6. Give the cell phone rest. In a place as potentially anxiety provoking as the vet hospital, cell phones can be a hazard. Even if you don’t feel the anxiety, your pet certainly does. She deserves the comfort of your undivided attention for her safety and her stress level.

  • Not really an infectious disease issue but it's annoying.

7. Don’t walk a dog into a packed waiting room. If the lobby is crammed wall to wall with pets, don’t chance it. Ask someone to let the receptionist know you’re waiting outside. Or use your cell phone for something really useful for once.

  • Good point. I'd take that a step further. Don't take a potentially infectious pet into a waiting room, packed or not. If you have an animal that might have an infectious disease (e.g. diarrhea, sudden onset of coughing and/or sneezing) it would be ideal to call when you arrive so they can take your pet right back to an exam room or isolation for examination. That way, if your pet is infectious, you won't expose other animals. We're trying to get more clinics to be proactive about doing this, and hopefully your clinic would mention it, but if they don't, feel free to bring it up yourself.

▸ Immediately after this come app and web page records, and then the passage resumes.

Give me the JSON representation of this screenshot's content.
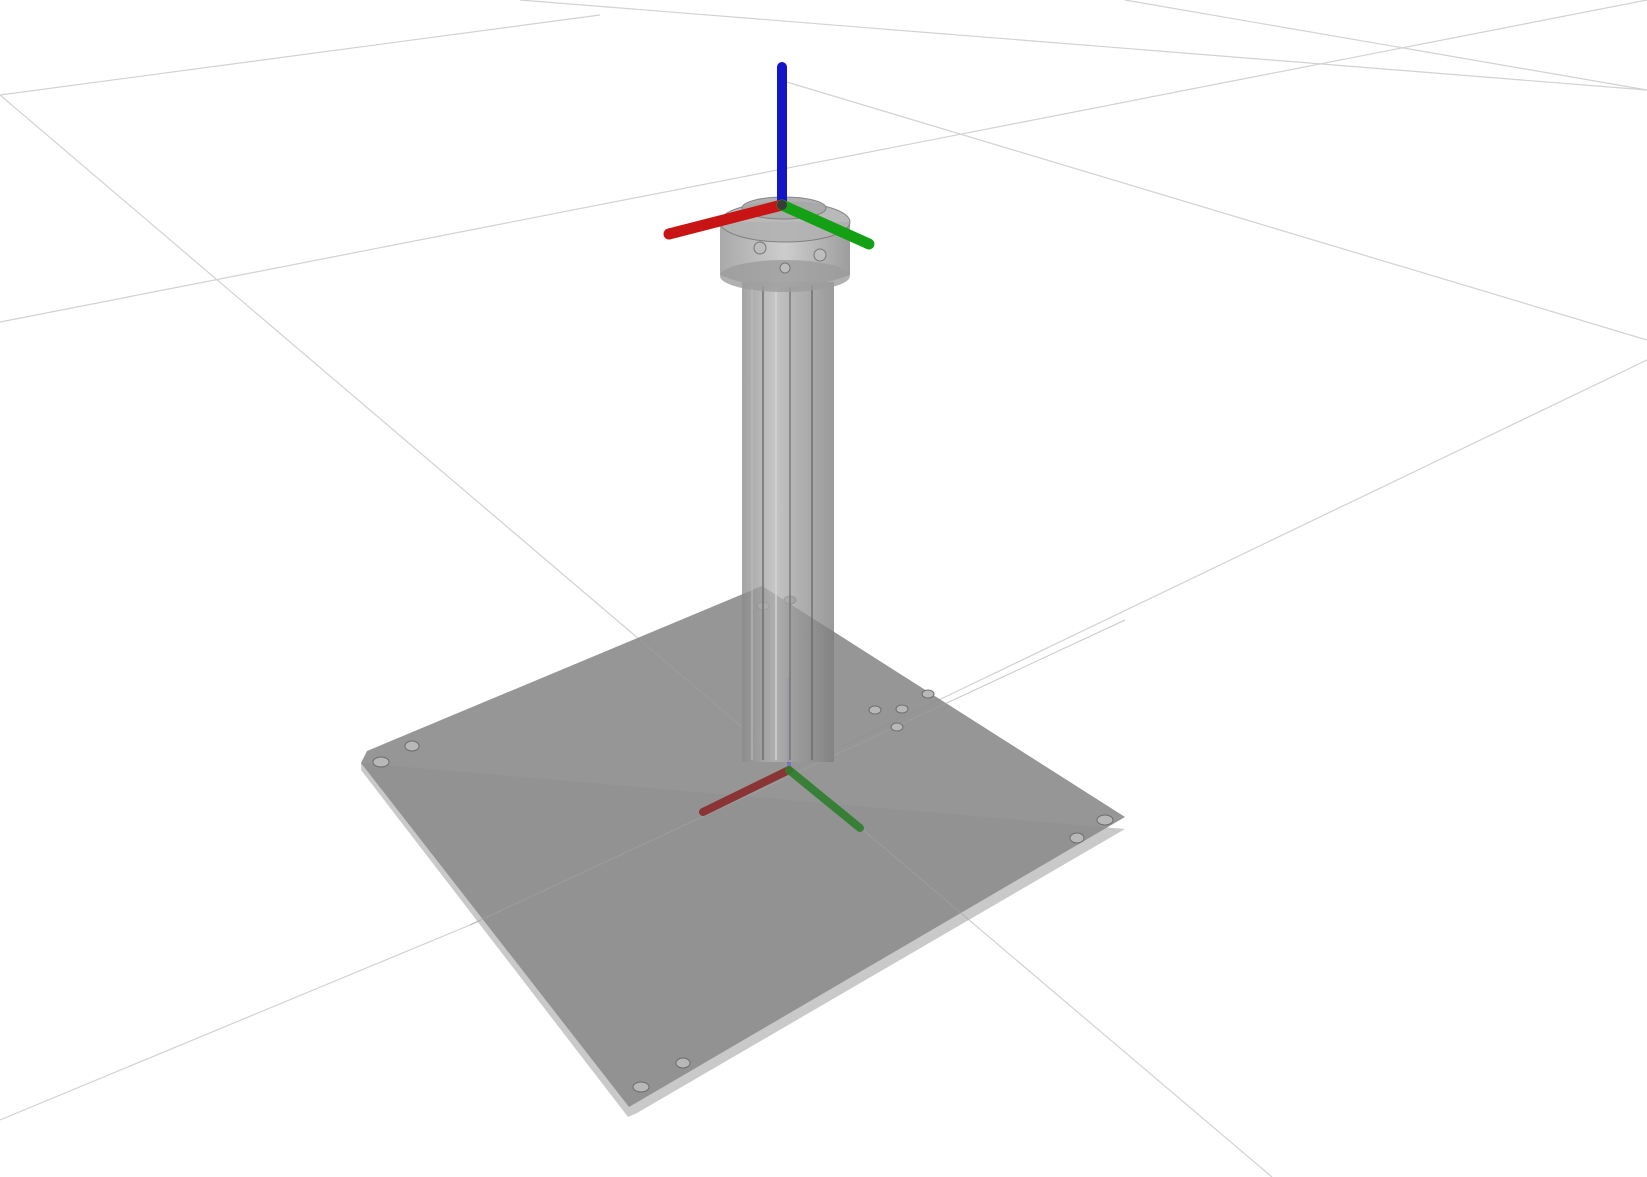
{
  "scene": {
    "background_color": "#ffffff",
    "grid_color": "#d2d2d2",
    "plate_color": "#8e8e8e",
    "column_color": "#9a9a9a",
    "axes": {
      "x_color": "#c81414",
      "y_color": "#14a014",
      "z_color": "#1414c8"
    },
    "frames": [
      "base-frame",
      "tool-frame"
    ],
    "icons": {
      "x_axis": "x-axis-icon",
      "y_axis": "y-axis-icon",
      "z_axis": "z-axis-icon"
    }
  }
}
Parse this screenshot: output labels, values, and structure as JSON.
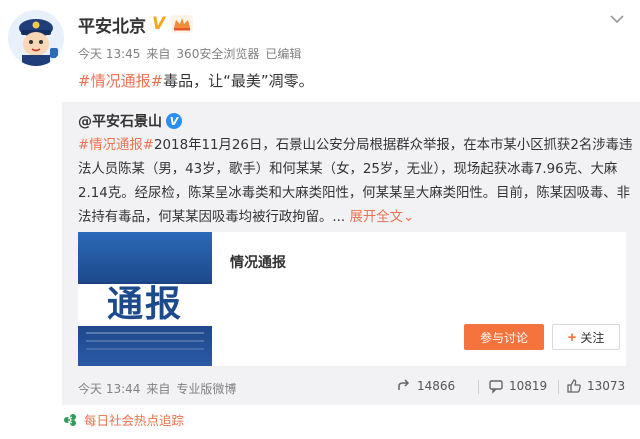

8. Don’t fail to tell the receptionist ahead of time if your pet is severely anxious or aggressive. All hospitals appreciate the warning when you make your appointment. It gives us a chance to offer you back-door alternatives or other concessions to your pet’s unique behavior issues.

  • Good point. "If your pet is severely anxious, aggressive or might have an infectious disease" would be better.

9. Don’t bring small children unless you can’t help it. A busy animal hospital is tough on small kids. They’re not old enough to benefit enough from the educational experience relative to their risk of getting hurt.

  • Sometimes you have to, but if you can avoid it, that's preferred. Vet clinics can be busy. There are a lot of animals around and it may be hard for a child to resist reaching out for another animal. I haven't seen any data on bites and scratches in waiting rooms, but they certainly occur. As well, if you are distracted by your child, you may not be able to tell your vet all the relevant information or ask all the questions you have.

10. Don’t be rude. Courtesy is king. Kill them with kindness. I shouldn’t have to offer so many versions of the same cliche, but the fact that they all exist is fine testament to their utility.

  • Again, not necessarily an infectious disease concern, but really being polite and considerate to those around you applies to just about any situation, and generally makes everyone feel better and makes things go smoother.